  1. KPMG (June 2017) Evolving Investment Management Regulation
  2. PwC (November 2016) Cost disclosure under MiFID
  3. KPMG (June 2016) Disclosure of costs and charges
  4. Ibid.
  5. FE Ltd (March 21, 2017) Cost disclosure under MiFID II explained
  6. Bovill (2017) Costs and Charges
  7. Ibid.
  8. Investment Solutions Consultants (2017) MiFID II, Costs and Charges
  9. ESMA (October 3, 2017) Questions and Answers on MiFID II and MiFIR investor protection and intermediaries topics
  10. Law360 (June 6, 2017) ESMA Provides Clarity On MiFID II Investor Protection Rules
  11. Ibid.

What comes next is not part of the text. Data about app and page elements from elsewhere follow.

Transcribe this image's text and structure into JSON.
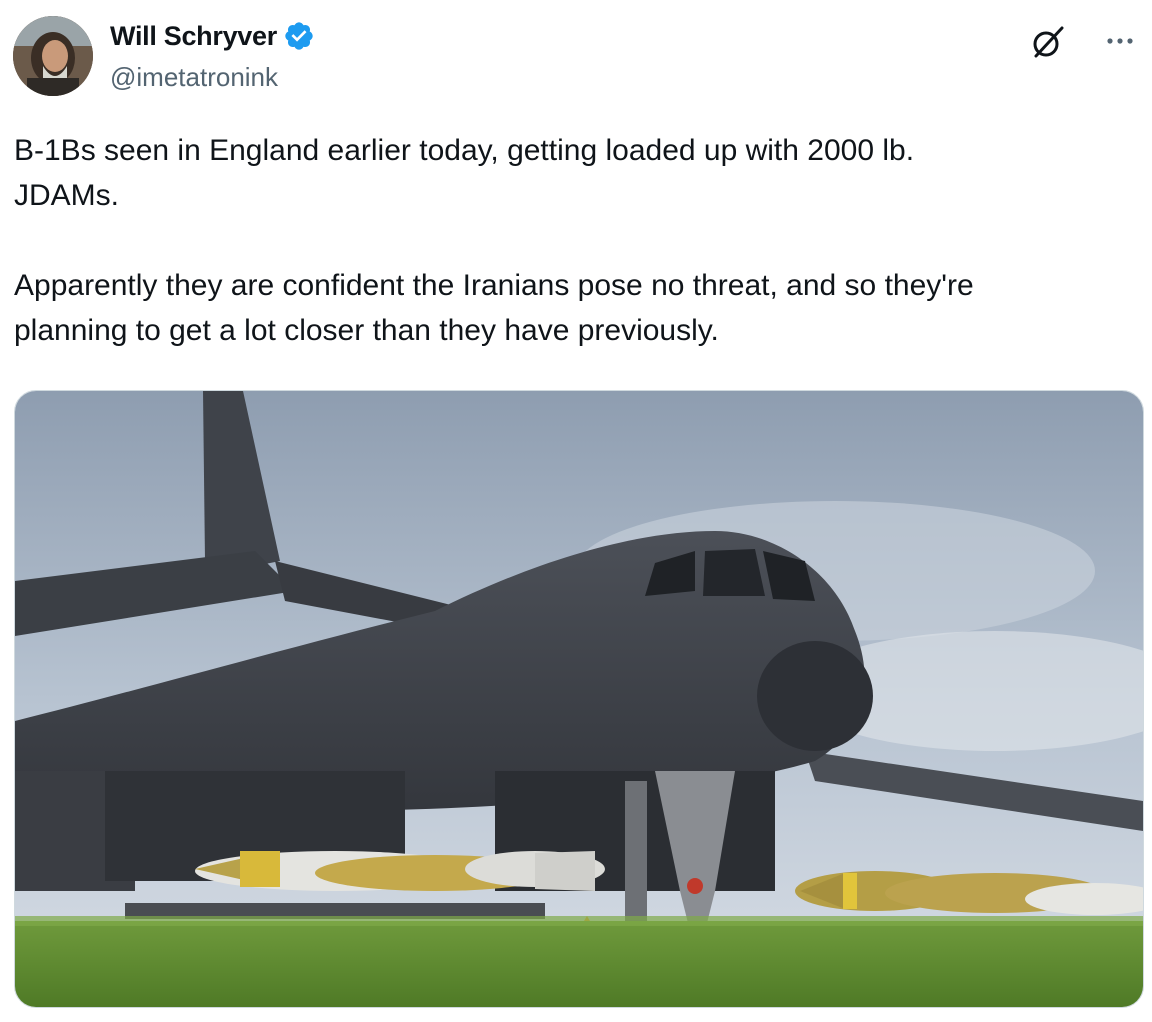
{
  "author": {
    "display_name": "Will Schryver",
    "handle": "@imetatronink",
    "verified": true,
    "avatar_icon": "profile-photo"
  },
  "actions": {
    "grok_icon": "grok-icon",
    "more_icon": "more-options-icon"
  },
  "tweet": {
    "text": "B-1Bs seen in England earlier today, getting loaded up with 2000 lb.\nJDAMs.\n\nApparently they are confident the Iranians pose no threat, and so they're\nplanning to get a lot closer than they have previously."
  },
  "media": {
    "kind": "photo",
    "subject": "B-1B bomber with JDAM bombs on grass"
  },
  "colors": {
    "verified_blue": "#1d9bf0",
    "handle_gray": "#536471",
    "text": "#0f1419"
  }
}
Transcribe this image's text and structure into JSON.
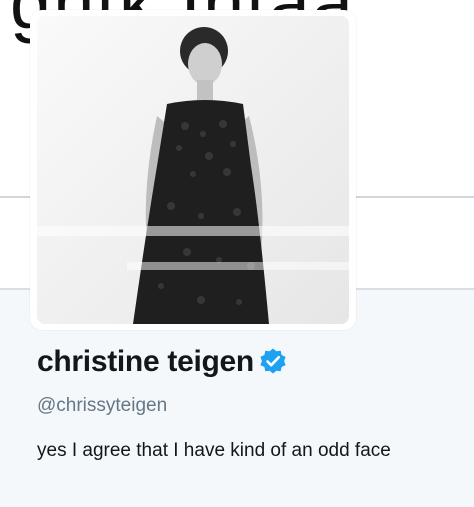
{
  "header": {
    "banner_text": "ghtk Intaa"
  },
  "profile": {
    "display_name": "christine teigen",
    "verified": true,
    "verified_badge_icon": "verified-check-icon",
    "accent_color": "#1da1f2",
    "handle": "@chrissyteigen",
    "bio": "yes I agree that I have kind of an odd face",
    "avatar_icon": "profile-photo"
  }
}
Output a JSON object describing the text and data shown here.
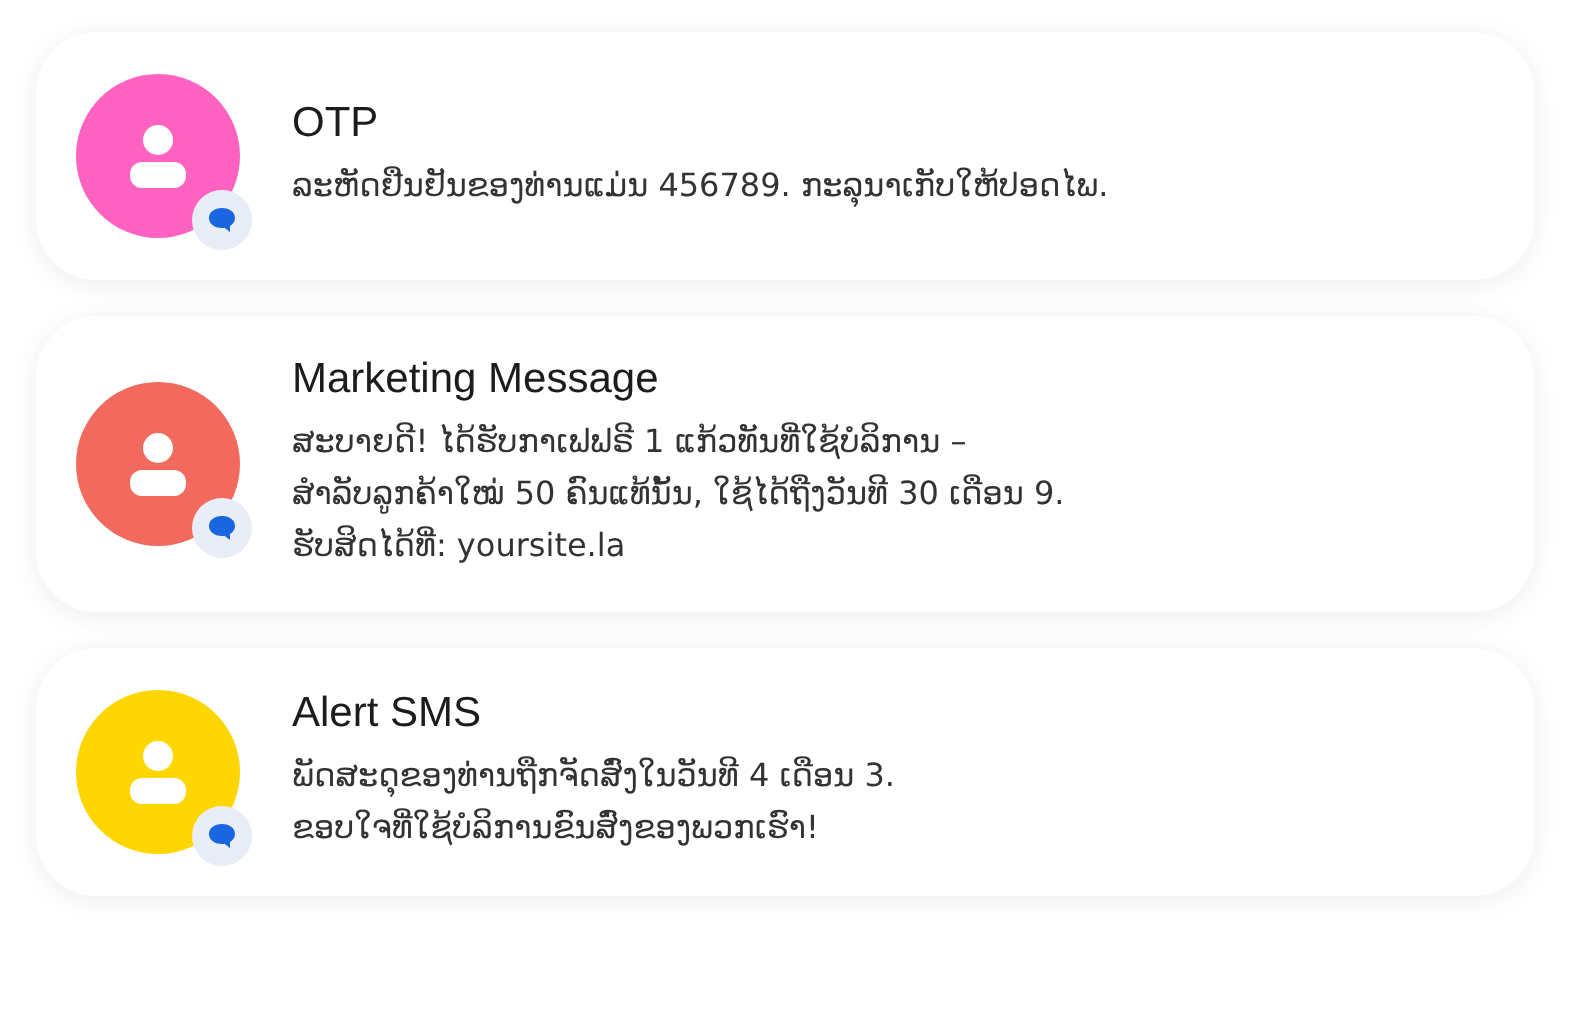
{
  "messages": [
    {
      "title": "OTP",
      "color": "#ff62c0",
      "lines": [
        "ລະຫັດຢືນຢັນຂອງທ່ານແມ່ນ 456789. ກະລຸນາເກັບໃຫ້ປອດໄພ."
      ]
    },
    {
      "title": "Marketing Message",
      "color": "#f2695e",
      "lines": [
        "ສະບາຍດີ! ໄດ້ຮັບກາເຟຟຣີ 1 ແກ້ວທັນທີ່ໃຊ້ບໍລິການ –",
        "ສຳລັບລູກຄ້າໃໝ່ 50 ຄົນແທ້ນັ້ນ, ໃຊ້ໄດ້ຖືງວັນທີ 30 ເດືອນ 9.",
        "ຮັບສິດໄດ້ທີ່: yoursite.la"
      ]
    },
    {
      "title": "Alert SMS",
      "color": "#ffd600",
      "lines": [
        "ພັດສະດຸຂອງທ່ານຖືກຈັດສົ່ງໃນວັນທີ 4 ເດືອນ 3.",
        "ຂອບໃຈທີ່ໃຊ້ບໍລິການຂົນສົ່ງຂອງພວກເຮົາ!"
      ]
    }
  ]
}
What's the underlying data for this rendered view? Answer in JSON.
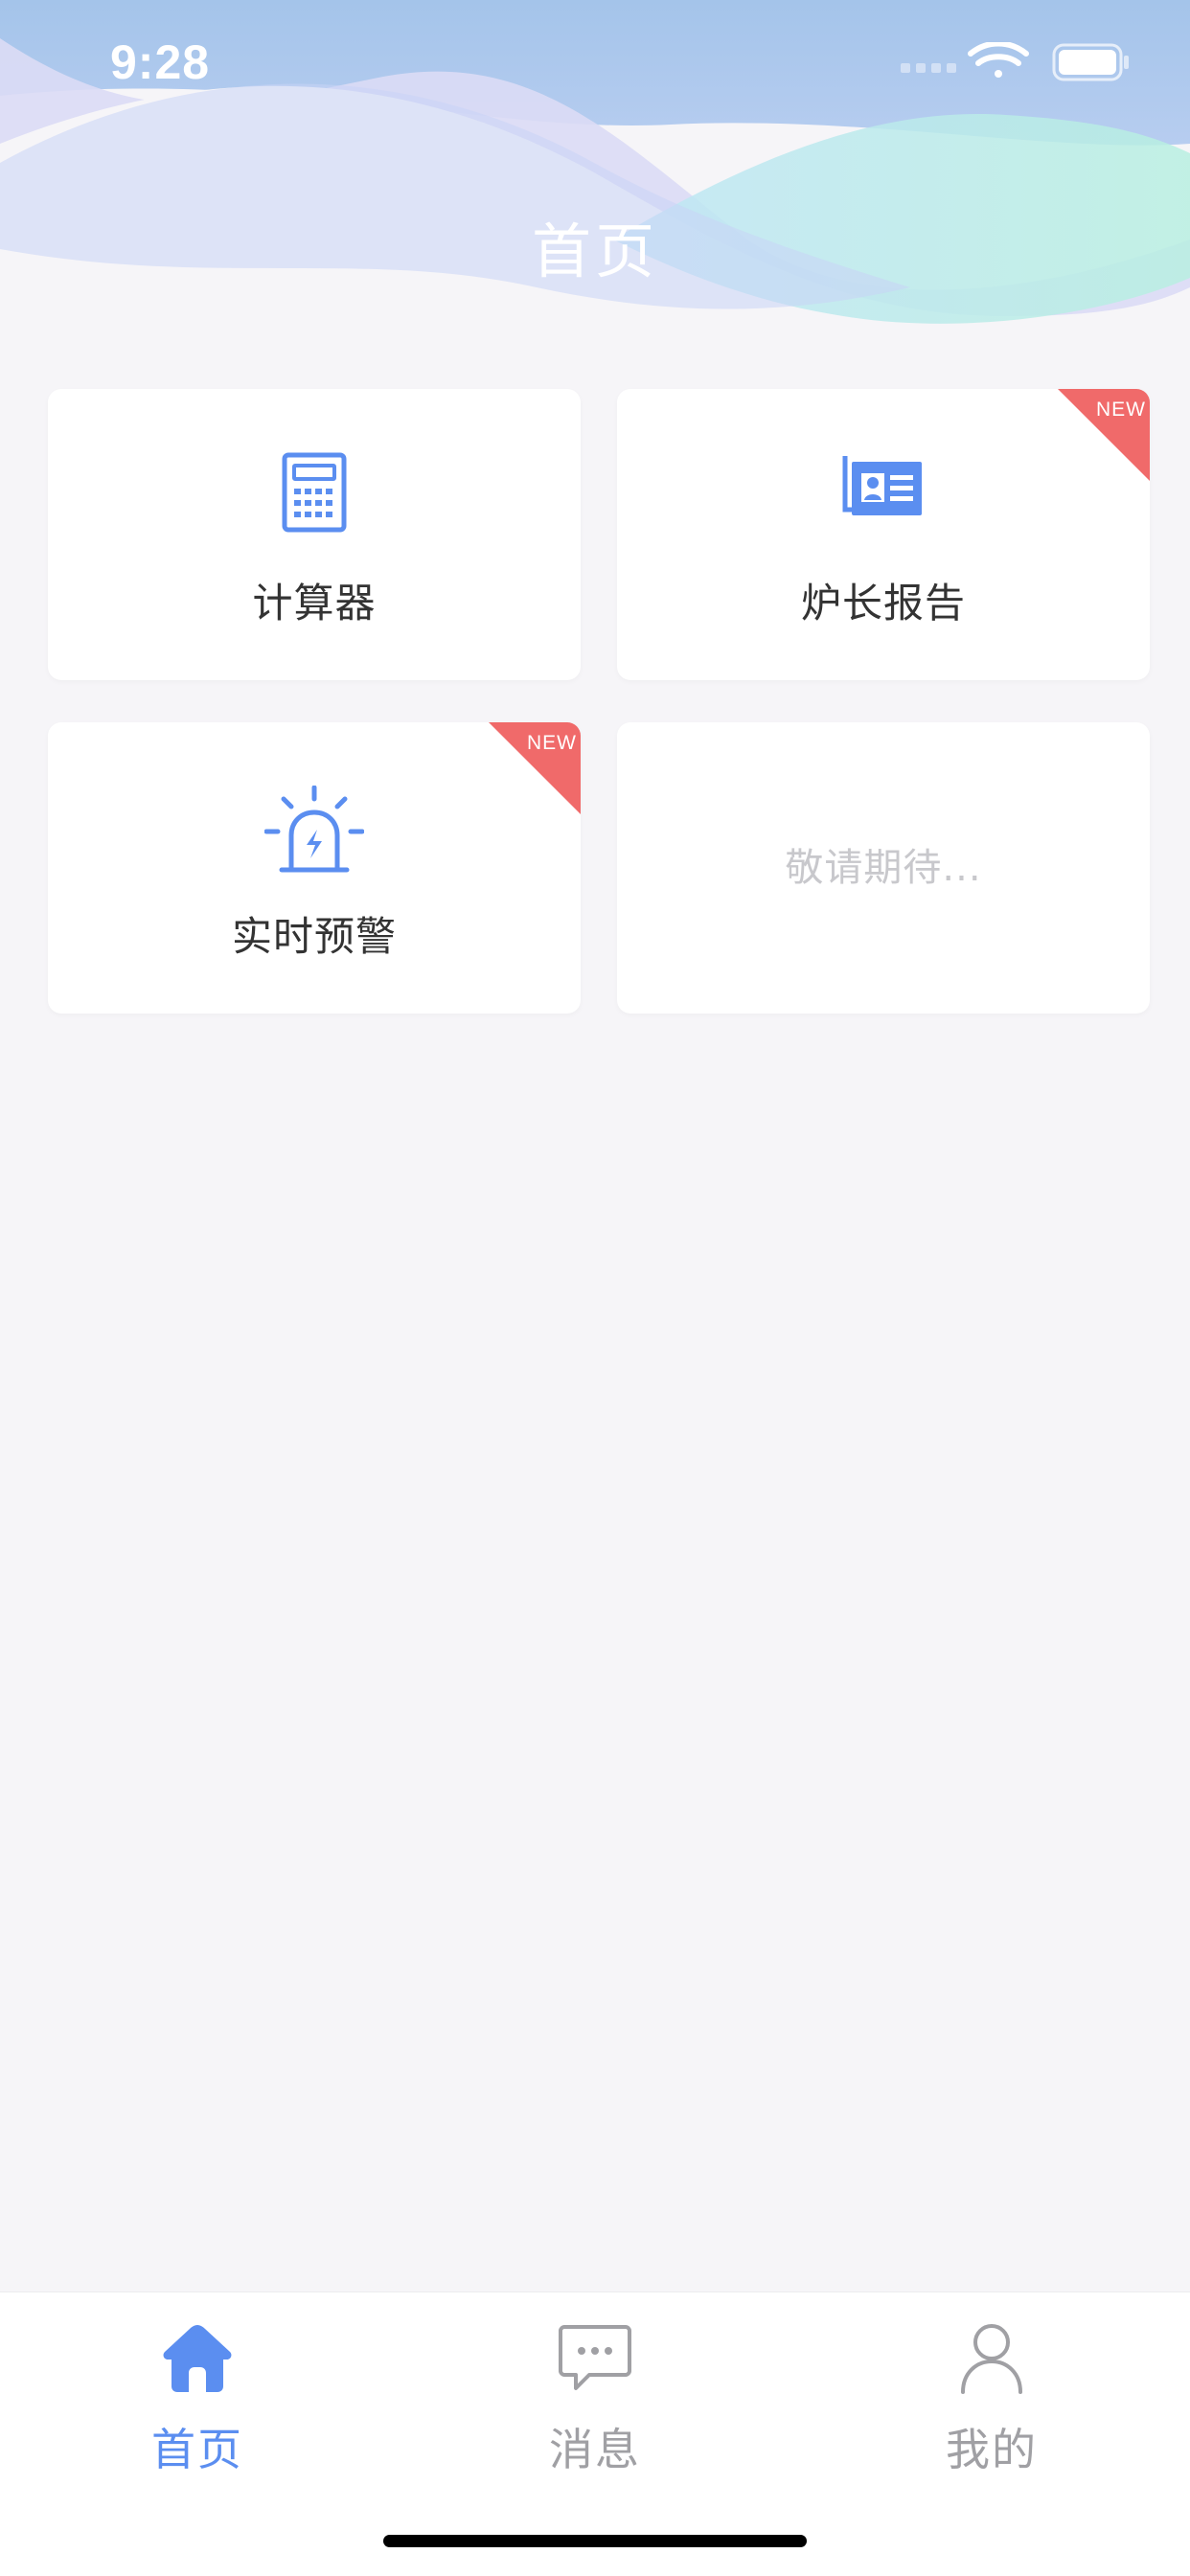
{
  "status_bar": {
    "time": "9:28"
  },
  "header": {
    "title": "首页"
  },
  "cards": [
    {
      "label": "计算器",
      "icon": "calculator-icon",
      "badge": ""
    },
    {
      "label": "炉长报告",
      "icon": "id-card-icon",
      "badge": "NEW"
    },
    {
      "label": "实时预警",
      "icon": "alarm-light-icon",
      "badge": "NEW"
    },
    {
      "label": "",
      "placeholder": "敬请期待..."
    }
  ],
  "tab_bar": {
    "items": [
      {
        "label": "首页",
        "icon": "home-icon",
        "active": true
      },
      {
        "label": "消息",
        "icon": "message-icon",
        "active": false
      },
      {
        "label": "我的",
        "icon": "user-icon",
        "active": false
      }
    ]
  },
  "colors": {
    "accent": "#5b8ef0",
    "badge": "#f06a6a",
    "background": "#f6f5f8"
  }
}
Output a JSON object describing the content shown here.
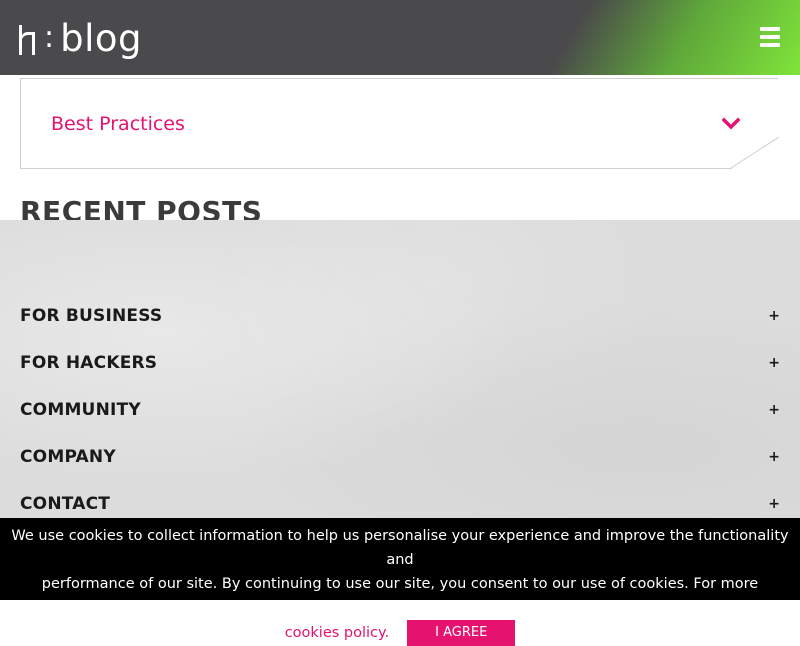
{
  "header": {
    "logo_colon": ":",
    "logo_text": "blog",
    "menu_icon": "hamburger-menu-icon",
    "colors": {
      "dark": "#4a494b",
      "green": "#7fe43a"
    }
  },
  "category": {
    "selected": "Best Practices",
    "chevron_icon": "chevron-down-icon",
    "color": "#e5136f"
  },
  "recent_posts_heading": "RECENT POSTS",
  "footer": {
    "items": [
      {
        "label": "FOR BUSINESS",
        "icon": "+"
      },
      {
        "label": "FOR HACKERS",
        "icon": "+"
      },
      {
        "label": "COMMUNITY",
        "icon": "+"
      },
      {
        "label": "COMPANY",
        "icon": "+"
      },
      {
        "label": "CONTACT",
        "icon": "+"
      }
    ]
  },
  "cookie_banner": {
    "text_line1": "We use cookies to collect information to help us personalise your experience and improve the functionality and",
    "text_line2": "performance of our site. By continuing to use our site, you consent to our use of cookies. For more information see our",
    "link_text": "cookies policy.",
    "button_label": "I AGREE",
    "accent": "#e5136f"
  }
}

Bovill
  12. BNP Paribas (2017) A Guide to Product Disclosure Requirements
  13. EFAMA (August 7, 2017) MiFID Template